Out-Law News | 29 Jul 2014 | 5:30 pm | 1 min. read
Planning inspector Richard McCoy allowed developer Devonshire Homes’ appeal against a previous decision by North Devon Council to refuse outline permission for the proposals.
The developer applied in August 2013 for outline planning permission for a 95-home development on 2.8 hectares of fields to the west of the town of Chulmleigh. The site lay outside the town's defined development boundary but the Council's strategic housing land availability assessment had identified it as suitable for the development of up to 30 dwellings. The Council refused the application in November 2013 considering the scale of the proposal to be unsympathetic to the character of the area.
McCoy said in his decision letter (15-page / 153 KB PDF) that, since the Council was unable to demonstrate a five-year supply of housing land, a policy retained from the North Devon local plan for 1995 to 2011, restricting development to sites within settlement boundaries, was out of date for the purposes of the National Planning Policy Framework (NPPF).
The inspector therefore applied the NPPF policy that: "where relevant policies are out of date, permission should be granted unless any adverse impacts of so doing would significantly and demonstrably outweigh the benefits".
Allowing the appeal, McCoy was satisfied that "the proposal could form an attractive addition to this edge of town location without injury to either the historic built grain or the attractive local landscape setting." The site's location on the edge of the town meant that development could take place "without swamping its historic character", said the inspector. Although the site was within the Upper Farmed Wooded Valley Slopes character area, the inspector decided that it was "not a prominent feature in terms of its physical relationship with the rest of the town and the surrounding landscape".
Weighing in favour of the scheme were the facts that the proposal would "help to meet the acknowledged shortfall in housing land supply", "improve the tenure mix and provide an opportunity for younger members of the town to take their first steps on the housing ladder" and provide highway improvements and public open spaces of benefit to the wider community.
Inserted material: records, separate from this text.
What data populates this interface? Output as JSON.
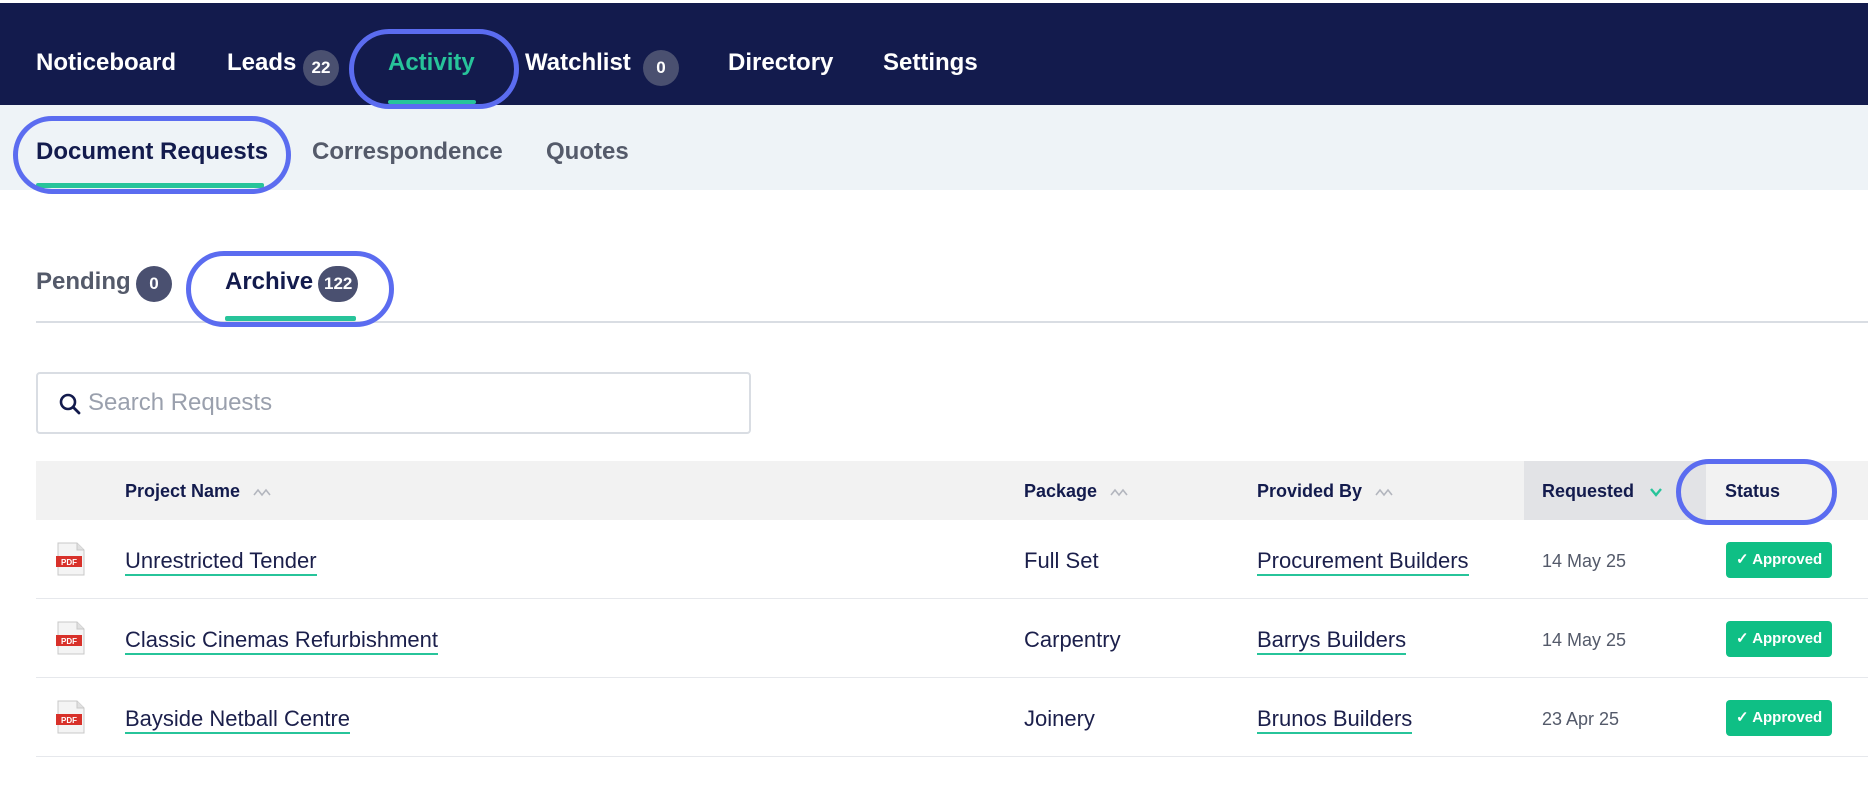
{
  "topnav": {
    "items": [
      {
        "label": "Noticeboard"
      },
      {
        "label": "Leads",
        "badge": "22"
      },
      {
        "label": "Activity"
      },
      {
        "label": "Watchlist",
        "badge": "0"
      },
      {
        "label": "Directory"
      },
      {
        "label": "Settings"
      }
    ],
    "active": "Activity"
  },
  "subnav": {
    "items": [
      {
        "label": "Document Requests"
      },
      {
        "label": "Correspondence"
      },
      {
        "label": "Quotes"
      }
    ],
    "active": "Document Requests"
  },
  "tabs": {
    "pending": {
      "label": "Pending",
      "count": "0"
    },
    "archive": {
      "label": "Archive",
      "count": "122"
    },
    "active": "Archive"
  },
  "search": {
    "placeholder": "Search Requests",
    "value": ""
  },
  "table": {
    "columns": {
      "project": "Project Name",
      "package": "Package",
      "provided_by": "Provided By",
      "requested": "Requested",
      "status": "Status"
    },
    "sorted_by": "Requested",
    "rows": [
      {
        "project": "Unrestricted Tender",
        "package": "Full Set",
        "provided_by": "Procurement Builders",
        "requested": "14 May 25",
        "status": "Approved"
      },
      {
        "project": "Classic Cinemas Refurbishment",
        "package": "Carpentry",
        "provided_by": "Barrys Builders",
        "requested": "14 May 25",
        "status": "Approved"
      },
      {
        "project": "Bayside Netball Centre",
        "package": "Joinery",
        "provided_by": "Brunos Builders",
        "requested": "23 Apr 25",
        "status": "Approved"
      }
    ]
  },
  "icons": {
    "search": "search-icon",
    "pdf": "pdf-file-icon",
    "sort": "sort-icon",
    "sort_active": "chevron-down-icon",
    "check": "check-icon"
  },
  "colors": {
    "nav_bg": "#131b4d",
    "accent": "#27c49a",
    "status_approved": "#0fbf85",
    "highlight_circle": "#5b6cf0"
  }
}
The Council had argued that allowing the appeal would prejudice its emerging local plan. Dismissing the argument, the inspector said that the development would not have a significant impact on the emerging local plan and that, in any case, it had not yet been submitted for examination and was subject to unresolved objections.